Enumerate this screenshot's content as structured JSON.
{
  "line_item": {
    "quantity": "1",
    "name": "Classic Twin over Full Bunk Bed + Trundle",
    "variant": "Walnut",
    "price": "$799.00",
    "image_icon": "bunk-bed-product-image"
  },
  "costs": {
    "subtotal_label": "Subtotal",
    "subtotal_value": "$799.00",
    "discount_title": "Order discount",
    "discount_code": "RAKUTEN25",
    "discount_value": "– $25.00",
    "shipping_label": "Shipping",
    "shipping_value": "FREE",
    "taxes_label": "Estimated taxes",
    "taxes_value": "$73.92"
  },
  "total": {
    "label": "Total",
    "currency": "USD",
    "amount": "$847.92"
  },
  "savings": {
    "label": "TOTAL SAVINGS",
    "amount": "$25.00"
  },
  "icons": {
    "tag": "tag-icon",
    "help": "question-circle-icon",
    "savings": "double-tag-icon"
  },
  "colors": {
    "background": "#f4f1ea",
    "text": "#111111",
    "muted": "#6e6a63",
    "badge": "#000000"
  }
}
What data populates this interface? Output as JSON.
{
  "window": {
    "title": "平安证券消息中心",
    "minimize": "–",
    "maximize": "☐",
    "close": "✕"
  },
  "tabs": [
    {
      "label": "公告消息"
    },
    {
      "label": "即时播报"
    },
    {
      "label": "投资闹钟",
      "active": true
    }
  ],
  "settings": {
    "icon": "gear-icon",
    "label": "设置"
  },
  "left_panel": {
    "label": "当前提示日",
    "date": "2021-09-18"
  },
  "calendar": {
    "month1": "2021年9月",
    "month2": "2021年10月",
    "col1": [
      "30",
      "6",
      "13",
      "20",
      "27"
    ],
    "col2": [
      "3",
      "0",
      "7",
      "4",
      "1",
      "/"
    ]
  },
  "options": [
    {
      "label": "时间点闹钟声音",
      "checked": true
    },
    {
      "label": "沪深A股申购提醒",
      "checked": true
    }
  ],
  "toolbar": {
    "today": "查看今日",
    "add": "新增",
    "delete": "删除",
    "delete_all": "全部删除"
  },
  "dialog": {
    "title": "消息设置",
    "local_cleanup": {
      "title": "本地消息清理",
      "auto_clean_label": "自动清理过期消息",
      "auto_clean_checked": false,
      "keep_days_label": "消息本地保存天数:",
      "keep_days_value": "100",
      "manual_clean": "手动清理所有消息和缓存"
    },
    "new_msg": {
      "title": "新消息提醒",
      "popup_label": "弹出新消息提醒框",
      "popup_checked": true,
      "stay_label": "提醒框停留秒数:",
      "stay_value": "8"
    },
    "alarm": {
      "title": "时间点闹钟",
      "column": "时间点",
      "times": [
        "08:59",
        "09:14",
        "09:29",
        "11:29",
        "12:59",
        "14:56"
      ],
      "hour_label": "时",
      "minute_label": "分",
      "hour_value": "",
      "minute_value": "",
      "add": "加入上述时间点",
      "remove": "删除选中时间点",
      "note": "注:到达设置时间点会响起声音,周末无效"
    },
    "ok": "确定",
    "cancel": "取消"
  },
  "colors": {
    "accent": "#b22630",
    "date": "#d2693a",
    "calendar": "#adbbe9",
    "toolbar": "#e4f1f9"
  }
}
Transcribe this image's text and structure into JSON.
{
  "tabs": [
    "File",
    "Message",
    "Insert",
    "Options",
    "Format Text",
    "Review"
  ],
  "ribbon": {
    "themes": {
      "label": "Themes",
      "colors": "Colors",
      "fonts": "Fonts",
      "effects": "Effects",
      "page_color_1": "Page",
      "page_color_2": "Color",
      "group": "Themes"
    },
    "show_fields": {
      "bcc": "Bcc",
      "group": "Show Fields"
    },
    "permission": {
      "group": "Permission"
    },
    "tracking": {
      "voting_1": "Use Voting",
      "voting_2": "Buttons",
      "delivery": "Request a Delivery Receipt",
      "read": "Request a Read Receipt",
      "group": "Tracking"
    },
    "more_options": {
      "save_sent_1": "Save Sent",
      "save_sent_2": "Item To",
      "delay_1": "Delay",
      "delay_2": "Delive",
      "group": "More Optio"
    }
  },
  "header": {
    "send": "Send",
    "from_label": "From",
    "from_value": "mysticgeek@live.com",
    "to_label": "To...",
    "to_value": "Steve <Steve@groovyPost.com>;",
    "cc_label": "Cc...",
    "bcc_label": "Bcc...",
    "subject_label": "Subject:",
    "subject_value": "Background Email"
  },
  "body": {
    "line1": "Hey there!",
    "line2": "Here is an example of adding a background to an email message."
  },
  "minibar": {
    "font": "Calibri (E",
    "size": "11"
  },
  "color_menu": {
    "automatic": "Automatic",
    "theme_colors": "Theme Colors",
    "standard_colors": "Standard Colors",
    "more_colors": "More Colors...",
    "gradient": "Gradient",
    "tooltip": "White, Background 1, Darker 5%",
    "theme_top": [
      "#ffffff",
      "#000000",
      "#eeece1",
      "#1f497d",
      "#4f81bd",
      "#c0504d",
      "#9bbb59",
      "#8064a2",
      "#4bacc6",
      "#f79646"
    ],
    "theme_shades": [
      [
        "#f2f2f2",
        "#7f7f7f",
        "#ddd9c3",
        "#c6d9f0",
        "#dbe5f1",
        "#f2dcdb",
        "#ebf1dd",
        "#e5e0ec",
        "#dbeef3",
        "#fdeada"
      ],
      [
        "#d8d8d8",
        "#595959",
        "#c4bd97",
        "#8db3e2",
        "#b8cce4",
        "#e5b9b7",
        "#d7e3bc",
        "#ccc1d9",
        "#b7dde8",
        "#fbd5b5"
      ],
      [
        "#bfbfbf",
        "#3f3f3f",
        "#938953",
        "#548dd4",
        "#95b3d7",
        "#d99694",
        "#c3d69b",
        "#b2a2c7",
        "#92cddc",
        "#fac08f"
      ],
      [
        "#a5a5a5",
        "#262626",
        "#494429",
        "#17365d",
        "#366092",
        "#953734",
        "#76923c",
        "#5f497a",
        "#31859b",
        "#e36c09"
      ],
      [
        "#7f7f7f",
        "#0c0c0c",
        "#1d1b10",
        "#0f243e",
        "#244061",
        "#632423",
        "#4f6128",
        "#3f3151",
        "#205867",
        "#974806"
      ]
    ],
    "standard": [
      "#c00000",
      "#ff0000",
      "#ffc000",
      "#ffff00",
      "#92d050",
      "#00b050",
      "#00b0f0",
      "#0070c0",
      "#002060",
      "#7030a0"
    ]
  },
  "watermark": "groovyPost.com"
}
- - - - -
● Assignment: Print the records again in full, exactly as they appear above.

● Your response:
Enumerate this screenshot's content as structured JSON.
{
  "line_item": {
    "quantity": "1",
    "name": "Classic Twin over Full Bunk Bed + Trundle",
    "variant": "Walnut",
    "price": "$799.00",
    "image_icon": "bunk-bed-product-image"
  },
  "costs": {
    "subtotal_label": "Subtotal",
    "subtotal_value": "$799.00",
    "discount_title": "Order discount",
    "discount_code": "RAKUTEN25",
    "discount_value": "– $25.00",
    "shipping_label": "Shipping",
    "shipping_value": "FREE",
    "taxes_label": "Estimated taxes",
    "taxes_value": "$73.92"
  },
  "total": {
    "label": "Total",
    "currency": "USD",
    "amount": "$847.92"
  },
  "savings": {
    "label": "TOTAL SAVINGS",
    "amount": "$25.00"
  },
  "icons": {
    "tag": "tag-icon",
    "help": "question-circle-icon",
    "savings": "double-tag-icon"
  },
  "colors": {
    "background": "#f4f1ea",
    "text": "#111111",
    "muted": "#6e6a63",
    "badge": "#000000"
  }
}
What data populates this interface? Output as JSON.
{
  "window": {
    "title": "平安证券消息中心",
    "minimize": "–",
    "maximize": "☐",
    "close": "✕"
  },
  "tabs": [
    {
      "label": "公告消息"
    },
    {
      "label": "即时播报"
    },
    {
      "label": "投资闹钟",
      "active": true
    }
  ],
  "settings": {
    "icon": "gear-icon",
    "label": "设置"
  },
  "left_panel": {
    "label": "当前提示日",
    "date": "2021-09-18"
  },
  "calendar": {
    "month1": "2021年9月",
    "month2": "2021年10月",
    "col1": [
      "30",
      "6",
      "13",
      "20",
      "27"
    ],
    "col2": [
      "3",
      "0",
      "7",
      "4",
      "1",
      "/"
    ]
  },
  "options": [
    {
      "label": "时间点闹钟声音",
      "checked": true
    },
    {
      "label": "沪深A股申购提醒",
      "checked": true
    }
  ],
  "toolbar": {
    "today": "查看今日",
    "add": "新增",
    "delete": "删除",
    "delete_all": "全部删除"
  },
  "dialog": {
    "title": "消息设置",
    "local_cleanup": {
      "title": "本地消息清理",
      "auto_clean_label": "自动清理过期消息",
      "auto_clean_checked": false,
      "keep_days_label": "消息本地保存天数:",
      "keep_days_value": "100",
      "manual_clean": "手动清理所有消息和缓存"
    },
    "new_msg": {
      "title": "新消息提醒",
      "popup_label": "弹出新消息提醒框",
      "popup_checked": true,
      "stay_label": "提醒框停留秒数:",
      "stay_value": "8"
    },
    "alarm": {
      "title": "时间点闹钟",
      "column": "时间点",
      "times": [
        "08:59",
        "09:14",
        "09:29",
        "11:29",
        "12:59",
        "14:56"
      ],
      "hour_label": "时",
      "minute_label": "分",
      "hour_value": "",
      "minute_value": "",
      "add": "加入上述时间点",
      "remove": "删除选中时间点",
      "note": "注:到达设置时间点会响起声音,周末无效"
    },
    "ok": "确定",
    "cancel": "取消"
  },
  "colors": {
    "accent": "#b22630",
    "date": "#d2693a",
    "calendar": "#adbbe9",
    "toolbar": "#e4f1f9"
  }
}
Transcribe this image's text and structure into JSON.
{
  "tabs": [
    "File",
    "Message",
    "Insert",
    "Options",
    "Format Text",
    "Review"
  ],
  "ribbon": {
    "themes": {
      "label": "Themes",
      "colors": "Colors",
      "fonts": "Fonts",
      "effects": "Effects",
      "page_color_1": "Page",
      "page_color_2": "Color",
      "group": "Themes"
    },
    "show_fields": {
      "bcc": "Bcc",
      "group": "Show Fields"
    },
    "permission": {
      "group": "Permission"
    },
    "tracking": {
      "voting_1": "Use Voting",
      "voting_2": "Buttons",
      "delivery": "Request a Delivery Receipt",
      "read": "Request a Read Receipt",
      "group": "Tracking"
    },
    "more_options": {
      "save_sent_1": "Save Sent",
      "save_sent_2": "Item To",
      "delay_1": "Delay",
      "delay_2": "Delive",
      "group": "More Optio"
    }
  },
  "header": {
    "send": "Send",
    "from_label": "From",
    "from_value": "mysticgeek@live.com",
    "to_label": "To...",
    "to_value": "Steve <Steve@groovyPost.com>;",
    "cc_label": "Cc...",
    "bcc_label": "Bcc...",
    "subject_label": "Subject:",
    "subject_value": "Background Email"
  },
  "body": {
    "line1": "Hey there!",
    "line2": "Here is an example of adding a background to an email message."
  },
  "minibar": {
    "font": "Calibri (E",
    "size": "11"
  },
  "color_menu": {
    "automatic": "Automatic",
    "theme_colors": "Theme Colors",
    "standard_colors": "Standard Colors",
    "more_colors": "More Colors...",
    "gradient": "Gradient",
    "tooltip": "White, Background 1, Darker 5%",
    "theme_top": [
      "#ffffff",
      "#000000",
      "#eeece1",
      "#1f497d",
      "#4f81bd",
      "#c0504d",
      "#9bbb59",
      "#8064a2",
      "#4bacc6",
      "#f79646"
    ],
    "theme_shades": [
      [
        "#f2f2f2",
        "#7f7f7f",
        "#ddd9c3",
        "#c6d9f0",
        "#dbe5f1",
        "#f2dcdb",
        "#ebf1dd",
        "#e5e0ec",
        "#dbeef3",
        "#fdeada"
      ],
      [
        "#d8d8d8",
        "#595959",
        "#c4bd97",
        "#8db3e2",
        "#b8cce4",
        "#e5b9b7",
        "#d7e3bc",
        "#ccc1d9",
        "#b7dde8",
        "#fbd5b5"
      ],
      [
        "#bfbfbf",
        "#3f3f3f",
        "#938953",
        "#548dd4",
        "#95b3d7",
        "#d99694",
        "#c3d69b",
        "#b2a2c7",
        "#92cddc",
        "#fac08f"
      ],
      [
        "#a5a5a5",
        "#262626",
        "#494429",
        "#17365d",
        "#366092",
        "#953734",
        "#76923c",
        "#5f497a",
        "#31859b",
        "#e36c09"
      ],
      [
        "#7f7f7f",
        "#0c0c0c",
        "#1d1b10",
        "#0f243e",
        "#244061",
        "#632423",
        "#4f6128",
        "#3f3151",
        "#205867",
        "#974806"
      ]
    ],
    "standard": [
      "#c00000",
      "#ff0000",
      "#ffc000",
      "#ffff00",
      "#92d050",
      "#00b050",
      "#00b0f0",
      "#0070c0",
      "#002060",
      "#7030a0"
    ]
  },
  "watermark": "groovyPost.com"
}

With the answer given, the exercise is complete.